_Work task_:
Among the entries below, how many lines hold the word "card"? Reply with the number only.

# # #

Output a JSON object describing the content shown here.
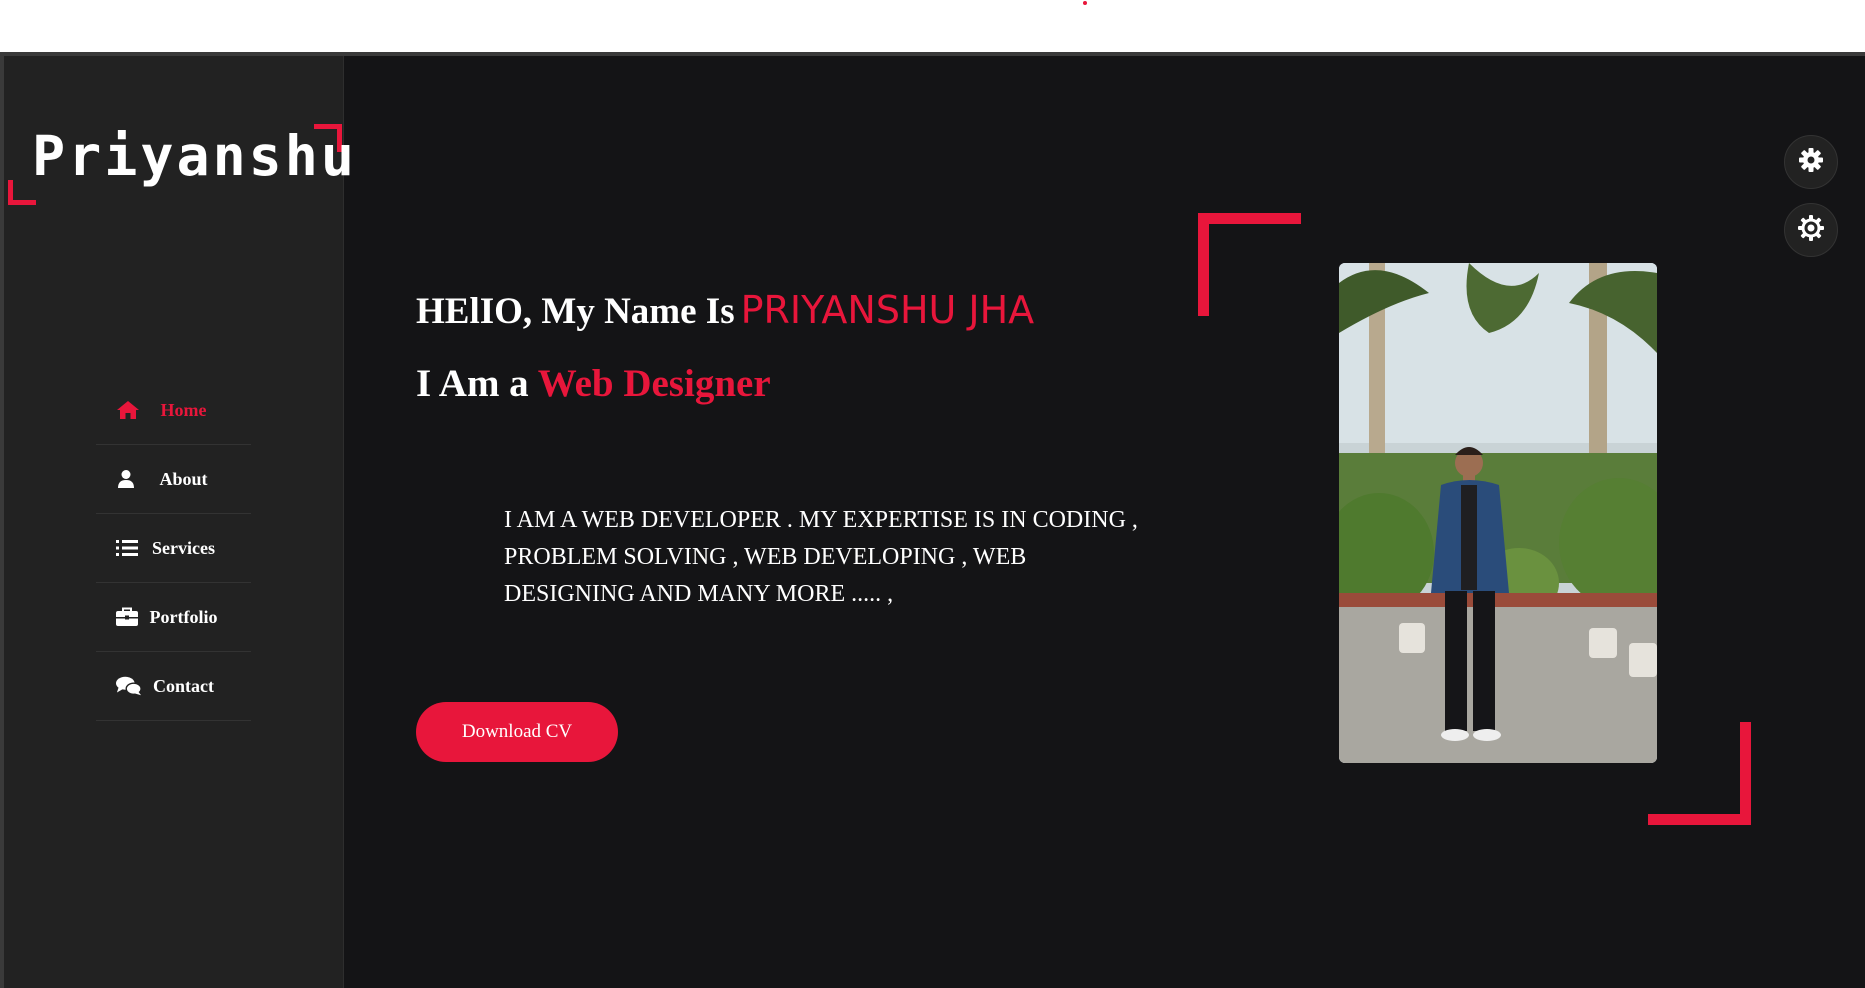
{
  "logo": {
    "text": "Priyanshu"
  },
  "nav": {
    "items": [
      {
        "label": "Home",
        "icon": "home-icon",
        "active": true
      },
      {
        "label": "About",
        "icon": "user-icon",
        "active": false
      },
      {
        "label": "Services",
        "icon": "list-icon",
        "active": false
      },
      {
        "label": "Portfolio",
        "icon": "briefcase-icon",
        "active": false
      },
      {
        "label": "Contact",
        "icon": "comments-icon",
        "active": false
      }
    ]
  },
  "hero": {
    "greeting_prefix": "HElIO, My Name Is",
    "name": "PRIYANSHU JHA",
    "role_prefix": "I Am a",
    "role": "Web Designer",
    "bio": "I AM A WEB DEVELOPER . MY EXPERTISE IS IN CODING , PROBLEM SOLVING , WEB DEVELOPING , WEB DESIGNING AND MANY MORE ..... ,",
    "cta_label": "Download CV"
  },
  "settings": {
    "icons": [
      "gear-icon",
      "cog-icon"
    ]
  },
  "colors": {
    "accent": "#e8163b",
    "background": "#141416",
    "sidebar": "#222222",
    "text": "#ffffff"
  }
}
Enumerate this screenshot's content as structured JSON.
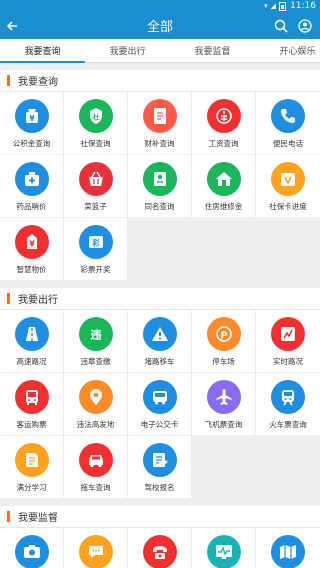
{
  "status": {
    "time": "11:16"
  },
  "header": {
    "title": "全部"
  },
  "tabs": [
    "我要查询",
    "我要出行",
    "我要监督",
    "开心娱乐"
  ],
  "sections": [
    {
      "title": "我要查询",
      "items": [
        {
          "label": "公积金查询",
          "icon": "yuan-bag-icon",
          "color": "#1e8fe0",
          "glyph": "¥"
        },
        {
          "label": "社保查询",
          "icon": "social-security-icon",
          "color": "#19b65a",
          "glyph": "社"
        },
        {
          "label": "财补查询",
          "icon": "document-icon",
          "color": "#ff5a4b",
          "glyph": ""
        },
        {
          "label": "工资查询",
          "icon": "wage-icon",
          "color": "#f23030",
          "glyph": ""
        },
        {
          "label": "便民电话",
          "icon": "phone-icon",
          "color": "#1e8fe0",
          "glyph": ""
        },
        {
          "label": "药品哨价",
          "icon": "medicine-icon",
          "color": "#1e8fe0",
          "glyph": ""
        },
        {
          "label": "菜篮子",
          "icon": "basket-icon",
          "color": "#e8323a",
          "glyph": ""
        },
        {
          "label": "同名查询",
          "icon": "id-card-icon",
          "color": "#19b65a",
          "glyph": ""
        },
        {
          "label": "住房维修金",
          "icon": "house-icon",
          "color": "#19b65a",
          "glyph": ""
        },
        {
          "label": "社保卡进度",
          "icon": "card-progress-icon",
          "color": "#ffa21f",
          "glyph": "V"
        },
        {
          "label": "智慧物价",
          "icon": "price-icon",
          "color": "#f23030",
          "glyph": "¥"
        },
        {
          "label": "彩票开奖",
          "icon": "lottery-icon",
          "color": "#1e8fe0",
          "glyph": "彩"
        }
      ]
    },
    {
      "title": "我要出行",
      "items": [
        {
          "label": "高速路况",
          "icon": "highway-icon",
          "color": "#1e8fe0",
          "glyph": ""
        },
        {
          "label": "违章查缴",
          "icon": "violation-icon",
          "color": "#19b65a",
          "glyph": "违"
        },
        {
          "label": "堵路移车",
          "icon": "warning-icon",
          "color": "#1e8fe0",
          "glyph": "!"
        },
        {
          "label": "停车场",
          "icon": "parking-icon",
          "color": "#ff8a2a",
          "glyph": "P"
        },
        {
          "label": "实时路况",
          "icon": "road-map-icon",
          "color": "#f23030",
          "glyph": ""
        },
        {
          "label": "客运购票",
          "icon": "bus-front-icon",
          "color": "#f23030",
          "glyph": ""
        },
        {
          "label": "违法高发地",
          "icon": "location-icon",
          "color": "#ff8a2a",
          "glyph": ""
        },
        {
          "label": "电子公交卡",
          "icon": "bus-card-icon",
          "color": "#1e8fe0",
          "glyph": ""
        },
        {
          "label": "飞机票查询",
          "icon": "plane-icon",
          "color": "#8a6cf0",
          "glyph": ""
        },
        {
          "label": "火车票查询",
          "icon": "train-icon",
          "color": "#1e8fe0",
          "glyph": ""
        },
        {
          "label": "满分学习",
          "icon": "book-icon",
          "color": "#ffa21f",
          "glyph": ""
        },
        {
          "label": "拖车查询",
          "icon": "tow-truck-icon",
          "color": "#f23030",
          "glyph": ""
        },
        {
          "label": "驾校报名",
          "icon": "signup-icon",
          "color": "#1e8fe0",
          "glyph": ""
        }
      ]
    },
    {
      "title": "我要监督",
      "items": [
        {
          "label": "随手拍",
          "icon": "camera-icon",
          "color": "#1e8fe0",
          "glyph": ""
        },
        {
          "label": "市民论坛",
          "icon": "forum-icon",
          "color": "#ffa21f",
          "glyph": ""
        },
        {
          "label": "市长热线",
          "icon": "hotline-icon",
          "color": "#f23030",
          "glyph": ""
        },
        {
          "label": "环保监测",
          "icon": "monitor-icon",
          "color": "#1ab3b8",
          "glyph": ""
        },
        {
          "label": "老赖地图",
          "icon": "map-icon",
          "color": "#1e8fe0",
          "glyph": ""
        }
      ]
    }
  ]
}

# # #

_Reply_:
3